*DATA FOR ANALYSIS*:
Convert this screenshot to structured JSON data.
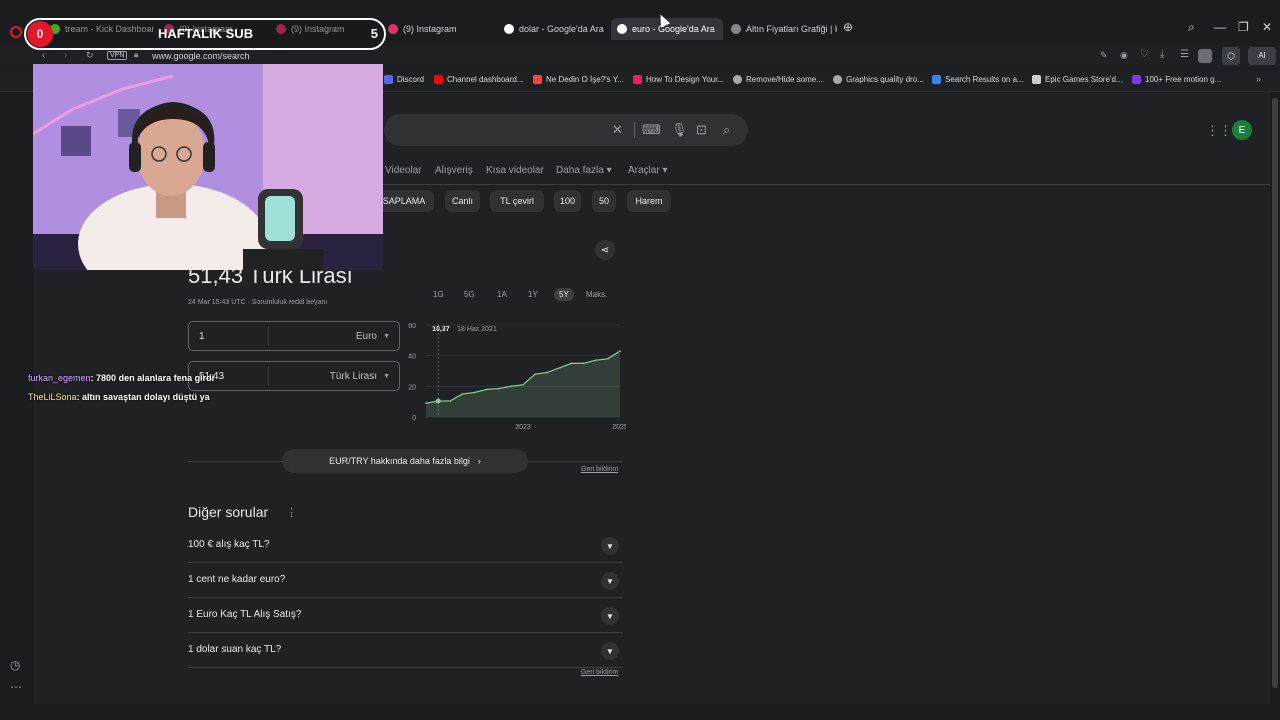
{
  "tabs": [
    {
      "label": "tream - Kick Dashboard",
      "fav": "#53fc18"
    },
    {
      "label": "(9) Instagram",
      "fav": "#e1306c"
    },
    {
      "label": "(9) Instagram",
      "fav": "#e1306c"
    },
    {
      "label": "(9) Instagram",
      "fav": "#e1306c"
    },
    {
      "label": "dolar - Google'da Ara",
      "fav": "#ffffff"
    },
    {
      "label": "euro - Google'da Ara",
      "fav": "#ffffff"
    },
    {
      "label": "Altın Fiyatları Grafiği | Han",
      "fav": "#888888"
    }
  ],
  "address": {
    "vpn": "VPN",
    "url": "www.google.com/search"
  },
  "bookmarks": [
    {
      "label": "Discord",
      "color": "#5865f2"
    },
    {
      "label": "Channel dashboard...",
      "color": "#ff0000"
    },
    {
      "label": "Ne Dedin O İşe?'s Y...",
      "color": "#ff4444"
    },
    {
      "label": "How To Design Your...",
      "color": "#e91e63"
    },
    {
      "label": "Remove/Hide some...",
      "color": "#aaaaaa"
    },
    {
      "label": "Graphics quality dro...",
      "color": "#aaaaaa"
    },
    {
      "label": "Search Results on a...",
      "color": "#3b82f6"
    },
    {
      "label": "Epic Games Store'd...",
      "color": "#cccccc"
    },
    {
      "label": "100+ Free motion g...",
      "color": "#7c3aed"
    }
  ],
  "extensions": {
    "ai": "AI"
  },
  "search": {
    "clear_icon": "✕",
    "nav": [
      "Videolar",
      "Alışveriş",
      "Kısa videolar",
      "Daha fazla ▾",
      "Araçlar ▾"
    ],
    "chips": [
      "SAPLAMA",
      "Canlı",
      "TL çevirl",
      "100",
      "50",
      "Harem"
    ],
    "avatar": "E"
  },
  "converter": {
    "value": "51,43 Türk Lirası",
    "meta": "24 Mar 15:43 UTC · Sorumluluk reddi beyanı",
    "amount": "1",
    "from": "Euro",
    "to_value": "51,43",
    "to": "Türk Lirası",
    "ranges": [
      "1G",
      "5G",
      "1A",
      "1Y",
      "5Y",
      "Maks."
    ],
    "selected_range": "5Y",
    "more_info": "EUR/TRY hakkında daha fazla bilgi",
    "feedback": "Geri bildirim"
  },
  "chart_data": {
    "type": "area",
    "x": [
      "2021-03",
      "2021-06",
      "2021-09",
      "2021-12",
      "2022-03",
      "2022-06",
      "2022-09",
      "2022-12",
      "2023-03",
      "2023-06",
      "2023-09",
      "2023-12",
      "2024-03",
      "2024-06",
      "2024-09",
      "2024-12",
      "2025-03"
    ],
    "series": [
      {
        "values": [
          9,
          10.37,
          10.5,
          15,
          16,
          18,
          18.5,
          20,
          21,
          28,
          29,
          32,
          35,
          35,
          37,
          38,
          43
        ]
      }
    ],
    "x_ticks": [
      "2023",
      "2025"
    ],
    "y_ticks": [
      0,
      20,
      40,
      60
    ],
    "ylim": [
      0,
      60
    ],
    "tooltip": {
      "value": "10,37",
      "date": "18 Haz 2021"
    },
    "color": "#81c995"
  },
  "paa": {
    "title": "Diğer sorular",
    "questions": [
      "100 € alış kaç TL?",
      "1 cent ne kadar euro?",
      "1 Euro Kaç TL Alış Satış?",
      "1 dolar suan kaç TL?"
    ],
    "feedback": "Geri bildirim"
  },
  "overlay": {
    "sub_left": "0",
    "sub_label": "HAFTALIK SUB",
    "sub_right": "5",
    "chat": [
      {
        "user": "furkan_egemen",
        "text": ": 7800 den alanlara fena girdi"
      },
      {
        "user": "TheLiLSona",
        "text": ": altın savaştan dolayı düştü ya"
      }
    ]
  }
}
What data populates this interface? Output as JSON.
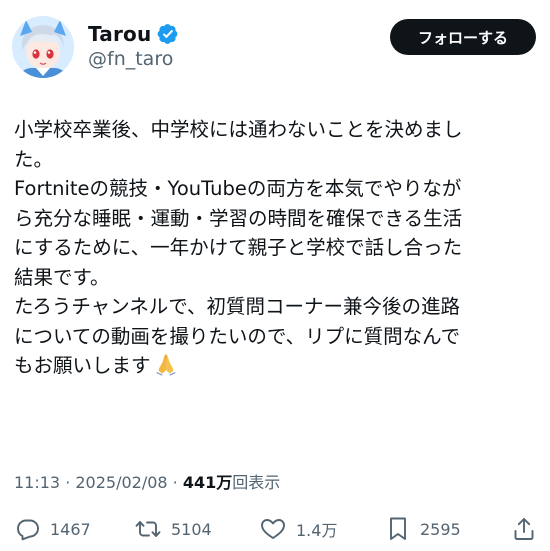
{
  "author": {
    "display_name": "Tarou",
    "handle": "@fn_taro",
    "verified": true,
    "follow_label": "フォローする"
  },
  "tweet": {
    "lines": [
      "小学校卒業後、中学校には通わないことを決めまし",
      "た。",
      "Fortniteの競技・YouTubeの両方を本気でやりなが",
      "ら充分な睡眠・運動・学習の時間を確保できる生活",
      "にするために、一年かけて親子と学校で話し合った",
      "結果です。",
      "たろうチャンネルで、初質問コーナー兼今後の進路",
      "についての動画を撮りたいので、リプに質問なんで",
      "もお願いします"
    ],
    "emoji": "folded-hands"
  },
  "meta": {
    "time": "11:13",
    "separator": " · ",
    "date": "2025/02/08",
    "views_count": "441万",
    "views_label": "回表示"
  },
  "actions": {
    "replies": "1467",
    "reposts": "5104",
    "likes": "1.4万",
    "bookmarks": "2595"
  },
  "colors": {
    "text_primary": "#0f1419",
    "text_secondary": "#536471",
    "verified_blue": "#1d9bf0",
    "follow_button_bg": "#0f1419"
  }
}
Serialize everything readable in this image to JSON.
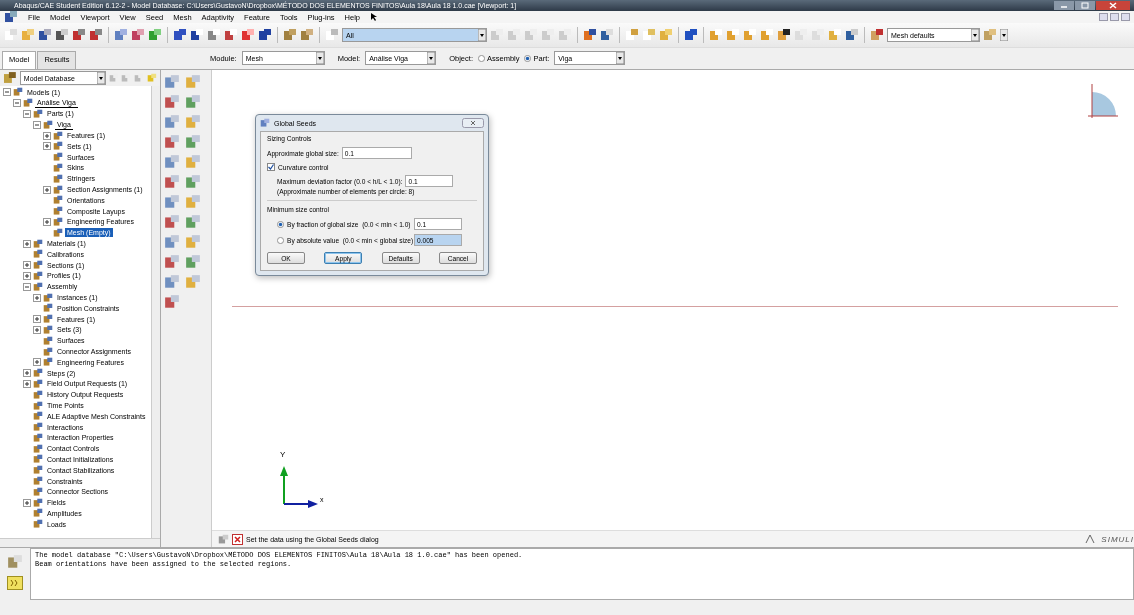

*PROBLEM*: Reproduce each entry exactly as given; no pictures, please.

*OUTPUT FOR THIS EXERCISE*:
Convert this screenshot to structured JSON data.
{
  "tabs": [
    {
      "label": "tream - Kick Dashboard",
      "fav": "#53fc18"
    },
    {
      "label": "(9) Instagram",
      "fav": "#e1306c"
    },
    {
      "label": "(9) Instagram",
      "fav": "#e1306c"
    },
    {
      "label": "(9) Instagram",
      "fav": "#e1306c"
    },
    {
      "label": "dolar - Google'da Ara",
      "fav": "#ffffff"
    },
    {
      "label": "euro - Google'da Ara",
      "fav": "#ffffff"
    },
    {
      "label": "Altın Fiyatları Grafiği | Han",
      "fav": "#888888"
    }
  ],
  "address": {
    "vpn": "VPN",
    "url": "www.google.com/search"
  },
  "bookmarks": [
    {
      "label": "Discord",
      "color": "#5865f2"
    },
    {
      "label": "Channel dashboard...",
      "color": "#ff0000"
    },
    {
      "label": "Ne Dedin O İşe?'s Y...",
      "color": "#ff4444"
    },
    {
      "label": "How To Design Your...",
      "color": "#e91e63"
    },
    {
      "label": "Remove/Hide some...",
      "color": "#aaaaaa"
    },
    {
      "label": "Graphics quality dro...",
      "color": "#aaaaaa"
    },
    {
      "label": "Search Results on a...",
      "color": "#3b82f6"
    },
    {
      "label": "Epic Games Store'd...",
      "color": "#cccccc"
    },
    {
      "label": "100+ Free motion g...",
      "color": "#7c3aed"
    }
  ],
  "extensions": {
    "ai": "AI"
  },
  "search": {
    "clear_icon": "✕",
    "nav": [
      "Videolar",
      "Alışveriş",
      "Kısa videolar",
      "Daha fazla ▾",
      "Araçlar ▾"
    ],
    "chips": [
      "SAPLAMA",
      "Canlı",
      "TL çevirl",
      "100",
      "50",
      "Harem"
    ],
    "avatar": "E"
  },
  "converter": {
    "value": "51,43 Türk Lirası",
    "meta": "24 Mar 15:43 UTC · Sorumluluk reddi beyanı",
    "amount": "1",
    "from": "Euro",
    "to_value": "51,43",
    "to": "Türk Lirası",
    "ranges": [
      "1G",
      "5G",
      "1A",
      "1Y",
      "5Y",
      "Maks."
    ],
    "selected_range": "5Y",
    "more_info": "EUR/TRY hakkında daha fazla bilgi",
    "feedback": "Geri bildirim"
  },
  "chart_data": {
    "type": "area",
    "x": [
      "2021-03",
      "2021-06",
      "2021-09",
      "2021-12",
      "2022-03",
      "2022-06",
      "2022-09",
      "2022-12",
      "2023-03",
      "2023-06",
      "2023-09",
      "2023-12",
      "2024-03",
      "2024-06",
      "2024-09",
      "2024-12",
      "2025-03"
    ],
    "series": [
      {
        "values": [
          9,
          10.37,
          10.5,
          15,
          16,
          18,
          18.5,
          20,
          21,
          28,
          29,
          32,
          35,
          35,
          37,
          38,
          43
        ]
      }
    ],
    "x_ticks": [
      "2023",
      "2025"
    ],
    "y_ticks": [
      0,
      20,
      40,
      60
    ],
    "ylim": [
      0,
      60
    ],
    "tooltip": {
      "value": "10,37",
      "date": "18 Haz 2021"
    },
    "color": "#81c995"
  },
  "paa": {
    "title": "Diğer sorular",
    "questions": [
      "100 € alış kaç TL?",
      "1 cent ne kadar euro?",
      "1 Euro Kaç TL Alış Satış?",
      "1 dolar suan kaç TL?"
    ],
    "feedback": "Geri bildirim"
  },
  "overlay": {
    "sub_left": "0",
    "sub_label": "HAFTALIK SUB",
    "sub_right": "5",
    "chat": [
      {
        "user": "furkan_egemen",
        "text": ": 7800 den alanlara fena girdi"
      },
      {
        "user": "TheLiLSona",
        "text": ": altın savaştan dolayı düştü ya"
      }
    ]
  }
}
What data populates this interface? Output as JSON.
{
  "author": {
    "display_name": "Tarou",
    "handle": "@fn_taro",
    "verified": true,
    "follow_label": "フォローする"
  },
  "tweet": {
    "lines": [
      "小学校卒業後、中学校には通わないことを決めまし",
      "た。",
      "Fortniteの競技・YouTubeの両方を本気でやりなが",
      "ら充分な睡眠・運動・学習の時間を確保できる生活",
      "にするために、一年かけて親子と学校で話し合った",
      "結果です。",
      "たろうチャンネルで、初質問コーナー兼今後の進路",
      "についての動画を撮りたいので、リプに質問なんで",
      "もお願いします"
    ],
    "emoji": "folded-hands"
  },
  "meta": {
    "time": "11:13",
    "separator": " · ",
    "date": "2025/02/08",
    "views_count": "441万",
    "views_label": "回表示"
  },
  "actions": {
    "replies": "1467",
    "reposts": "5104",
    "likes": "1.4万",
    "bookmarks": "2595"
  },
  "colors": {
    "text_primary": "#0f1419",
    "text_secondary": "#536471",
    "verified_blue": "#1d9bf0",
    "follow_button_bg": "#0f1419"
  }
}
Serialize everything readable in this image to JSON.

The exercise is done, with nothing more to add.